31 May 2010

Dr. Suzanne Pham is a board-certified internist at Lakefront Medical Associates, located at Weiss Memorial Hospital. Her areas of expertise lie in women’s health, adolescent medicine, preventive medicine, cancer prevention and chronic disease management.

Suzanne Pham, M.D.
Lakefront Medical Associates
Weiss Memorial Hospital
(773) 564-5355

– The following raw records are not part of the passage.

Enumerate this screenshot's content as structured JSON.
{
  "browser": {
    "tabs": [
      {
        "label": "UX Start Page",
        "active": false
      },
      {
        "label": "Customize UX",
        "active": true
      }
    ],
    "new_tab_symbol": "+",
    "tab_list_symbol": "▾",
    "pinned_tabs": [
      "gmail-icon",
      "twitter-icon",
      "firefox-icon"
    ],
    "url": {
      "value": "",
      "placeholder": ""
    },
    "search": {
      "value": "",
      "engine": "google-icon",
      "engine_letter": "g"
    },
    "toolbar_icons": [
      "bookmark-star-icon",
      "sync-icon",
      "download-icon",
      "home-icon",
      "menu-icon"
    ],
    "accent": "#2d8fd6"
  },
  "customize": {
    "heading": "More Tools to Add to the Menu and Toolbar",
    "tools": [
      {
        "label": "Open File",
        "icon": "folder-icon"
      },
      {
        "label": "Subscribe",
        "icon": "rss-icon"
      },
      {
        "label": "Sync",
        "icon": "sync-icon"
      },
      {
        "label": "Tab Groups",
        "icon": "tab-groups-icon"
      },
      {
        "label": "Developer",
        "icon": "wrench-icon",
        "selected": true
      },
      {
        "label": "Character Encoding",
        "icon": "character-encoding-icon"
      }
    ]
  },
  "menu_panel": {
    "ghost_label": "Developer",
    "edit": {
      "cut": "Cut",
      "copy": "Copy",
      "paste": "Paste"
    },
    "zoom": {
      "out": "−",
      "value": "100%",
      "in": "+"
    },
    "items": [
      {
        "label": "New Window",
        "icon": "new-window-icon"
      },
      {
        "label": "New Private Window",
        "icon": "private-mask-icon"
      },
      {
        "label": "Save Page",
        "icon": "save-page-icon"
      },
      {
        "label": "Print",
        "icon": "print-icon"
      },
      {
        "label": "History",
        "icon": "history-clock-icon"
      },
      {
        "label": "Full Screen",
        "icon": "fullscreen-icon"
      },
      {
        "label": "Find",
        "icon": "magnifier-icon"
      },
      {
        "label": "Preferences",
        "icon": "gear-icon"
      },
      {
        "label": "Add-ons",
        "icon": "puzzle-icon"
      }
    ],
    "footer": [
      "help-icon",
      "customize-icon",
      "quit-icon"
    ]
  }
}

What is cervical cancer?
Cervical cancer is a cancer that starts in the cervix, the lower part of the uterus. It may present with vaginal bleeding but symptoms are often absent until the cancer is in its advanced stages. In 2009, there were estimated to be 11,000 new cases of invasive cervical cancer in the United States, and this year 4,000 cervical cancer-related deaths are expected.
The most important risk factor for cervical cancer is infection with the human papillomavirus (HPV). There are more than 100 different types of HPV. However, most types of HPV do not cause cancer. At least 80 percent of women are exposed to the HPV virus during their lifetime and, in most instances, the body's immune system eliminates the virus before it does harm. HPV is spread by direct skin-to-skin contact including sexual intercourse, oral sex and anal sex. It is not possible to become infected with HPV by touching an object such as a toilet seat.

Testing for cervical cancer
Cervical cancer is usually a slow-growing cancer and the Pap smear allows for early identification of precancerous changes. Developed by George N. Papanicolaou, a zoologist by training, this technique was originally designed to examine vaginal debris in guinea pigs. Dr. Papanicolaou extended the exam to human volunteers, hence beginning the screening for cervical cancer.

Cervical cancer screening guidelines in the U.S. are issued by three major organizations: the U.S. Preventive Services Task Force (USPSTF), the American Cancer Society (ACS) and the American College of Obstetrics and Gynecology (ACOG).  In the past, experts recommended that every woman have a Pap smear once per year. This has changed, and the need for a yearly test depends more on your age and past medical history. All three organizations strongly recommend screening for cervical cancer in women who have been sexually active and have a cervix. Initiation of screening is recommended at age 21 or three years after the onset of sexual activity, whichever comes first.

Cervical abnormalities
During the Pap smear procedure, a doctor performs a pelvic exam and uses a small brush or spatula to collect cells from the cervix. The cells are smeared on a glass slide (a traditional Pap smear) or added to a preservative fluid (liquid-based, thin layer testing). An HPV test can be done along with a Pap smear. To prepare for your Pap smear, you should not put anything in the vagina (e.g., creams). A Pap smear can be done at any time during your menstrual cycle, but, if you have heavy vaginal bleeding on the day of your appointment, call your doctor or nurse to ask if you should reschedule.

If your Pap smear is abnormal, you may need further testing. If your Pap smear is normal but your HPV test is abnormal (positive), you may need follow-up testing (colposcopy) or secondary Pap smear and HPV test. Two vaccines (Gardasil® and Cervarix®) are available to prevent infection with several types of HPV known to cause cervical cancer. Health officials hope these vaccines will significantly reduce the number of women who develop cervical cancer.

For more information
If you would like more information about cervical cancer and HPV, or would like an appointment, please call Dr. Pham’s office at (773) 564-5355.